──────── Material supplied ────────
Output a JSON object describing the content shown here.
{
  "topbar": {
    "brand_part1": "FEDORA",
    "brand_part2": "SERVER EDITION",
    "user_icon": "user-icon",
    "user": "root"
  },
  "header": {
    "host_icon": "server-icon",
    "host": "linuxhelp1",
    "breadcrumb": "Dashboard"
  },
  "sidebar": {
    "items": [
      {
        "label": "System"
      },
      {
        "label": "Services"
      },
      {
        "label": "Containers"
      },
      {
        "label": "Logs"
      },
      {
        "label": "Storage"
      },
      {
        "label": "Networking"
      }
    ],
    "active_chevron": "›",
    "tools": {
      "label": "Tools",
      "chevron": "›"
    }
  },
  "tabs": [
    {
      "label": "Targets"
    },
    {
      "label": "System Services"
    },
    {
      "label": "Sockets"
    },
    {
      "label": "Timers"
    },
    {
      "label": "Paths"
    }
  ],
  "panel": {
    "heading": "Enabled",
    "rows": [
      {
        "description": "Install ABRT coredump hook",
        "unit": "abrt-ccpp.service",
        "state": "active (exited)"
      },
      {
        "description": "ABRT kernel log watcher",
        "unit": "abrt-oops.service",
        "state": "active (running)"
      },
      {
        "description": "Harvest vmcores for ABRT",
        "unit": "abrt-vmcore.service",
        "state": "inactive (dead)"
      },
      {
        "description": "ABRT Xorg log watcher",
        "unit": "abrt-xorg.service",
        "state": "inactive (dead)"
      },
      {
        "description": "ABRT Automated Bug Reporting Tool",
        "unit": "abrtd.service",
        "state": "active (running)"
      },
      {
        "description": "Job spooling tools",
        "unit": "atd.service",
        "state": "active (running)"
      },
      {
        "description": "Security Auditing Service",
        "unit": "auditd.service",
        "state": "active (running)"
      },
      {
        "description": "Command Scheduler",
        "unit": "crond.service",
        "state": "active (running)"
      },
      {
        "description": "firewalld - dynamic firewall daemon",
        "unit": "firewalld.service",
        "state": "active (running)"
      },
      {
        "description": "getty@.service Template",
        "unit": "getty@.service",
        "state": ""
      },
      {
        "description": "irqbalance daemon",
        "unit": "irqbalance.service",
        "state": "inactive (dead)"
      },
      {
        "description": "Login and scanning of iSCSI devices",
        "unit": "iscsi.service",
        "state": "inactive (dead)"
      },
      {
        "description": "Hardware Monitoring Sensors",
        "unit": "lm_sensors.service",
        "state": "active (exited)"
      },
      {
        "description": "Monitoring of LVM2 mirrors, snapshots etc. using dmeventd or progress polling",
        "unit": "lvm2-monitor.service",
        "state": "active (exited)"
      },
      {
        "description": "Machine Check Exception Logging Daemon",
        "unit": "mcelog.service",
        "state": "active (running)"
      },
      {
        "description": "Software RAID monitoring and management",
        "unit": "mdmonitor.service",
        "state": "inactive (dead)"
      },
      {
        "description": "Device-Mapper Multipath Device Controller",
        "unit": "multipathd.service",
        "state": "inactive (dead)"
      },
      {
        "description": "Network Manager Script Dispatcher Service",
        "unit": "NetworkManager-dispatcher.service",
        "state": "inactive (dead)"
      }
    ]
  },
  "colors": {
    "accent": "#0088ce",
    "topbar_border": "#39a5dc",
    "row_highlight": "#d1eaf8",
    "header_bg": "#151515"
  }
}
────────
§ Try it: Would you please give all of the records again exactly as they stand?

§ Your solution:
Output a JSON object describing the content shown here.
{
  "topbar": {
    "brand_part1": "FEDORA",
    "brand_part2": "SERVER EDITION",
    "user_icon": "user-icon",
    "user": "root"
  },
  "header": {
    "host_icon": "server-icon",
    "host": "linuxhelp1",
    "breadcrumb": "Dashboard"
  },
  "sidebar": {
    "items": [
      {
        "label": "System"
      },
      {
        "label": "Services"
      },
      {
        "label": "Containers"
      },
      {
        "label": "Logs"
      },
      {
        "label": "Storage"
      },
      {
        "label": "Networking"
      }
    ],
    "active_chevron": "›",
    "tools": {
      "label": "Tools",
      "chevron": "›"
    }
  },
  "tabs": [
    {
      "label": "Targets"
    },
    {
      "label": "System Services"
    },
    {
      "label": "Sockets"
    },
    {
      "label": "Timers"
    },
    {
      "label": "Paths"
    }
  ],
  "panel": {
    "heading": "Enabled",
    "rows": [
      {
        "description": "Install ABRT coredump hook",
        "unit": "abrt-ccpp.service",
        "state": "active (exited)"
      },
      {
        "description": "ABRT kernel log watcher",
        "unit": "abrt-oops.service",
        "state": "active (running)"
      },
      {
        "description": "Harvest vmcores for ABRT",
        "unit": "abrt-vmcore.service",
        "state": "inactive (dead)"
      },
      {
        "description": "ABRT Xorg log watcher",
        "unit": "abrt-xorg.service",
        "state": "inactive (dead)"
      },
      {
        "description": "ABRT Automated Bug Reporting Tool",
        "unit": "abrtd.service",
        "state": "active (running)"
      },
      {
        "description": "Job spooling tools",
        "unit": "atd.service",
        "state": "active (running)"
      },
      {
        "description": "Security Auditing Service",
        "unit": "auditd.service",
        "state": "active (running)"
      },
      {
        "description": "Command Scheduler",
        "unit": "crond.service",
        "state": "active (running)"
      },
      {
        "description": "firewalld - dynamic firewall daemon",
        "unit": "firewalld.service",
        "state": "active (running)"
      },
      {
        "description": "getty@.service Template",
        "unit": "getty@.service",
        "state": ""
      },
      {
        "description": "irqbalance daemon",
        "unit": "irqbalance.service",
        "state": "inactive (dead)"
      },
      {
        "description": "Login and scanning of iSCSI devices",
        "unit": "iscsi.service",
        "state": "inactive (dead)"
      },
      {
        "description": "Hardware Monitoring Sensors",
        "unit": "lm_sensors.service",
        "state": "active (exited)"
      },
      {
        "description": "Monitoring of LVM2 mirrors, snapshots etc. using dmeventd or progress polling",
        "unit": "lvm2-monitor.service",
        "state": "active (exited)"
      },
      {
        "description": "Machine Check Exception Logging Daemon",
        "unit": "mcelog.service",
        "state": "active (running)"
      },
      {
        "description": "Software RAID monitoring and management",
        "unit": "mdmonitor.service",
        "state": "inactive (dead)"
      },
      {
        "description": "Device-Mapper Multipath Device Controller",
        "unit": "multipathd.service",
        "state": "inactive (dead)"
      },
      {
        "description": "Network Manager Script Dispatcher Service",
        "unit": "NetworkManager-dispatcher.service",
        "state": "inactive (dead)"
      }
    ]
  },
  "colors": {
    "accent": "#0088ce",
    "topbar_border": "#39a5dc",
    "row_highlight": "#d1eaf8",
    "header_bg": "#151515"
  }
}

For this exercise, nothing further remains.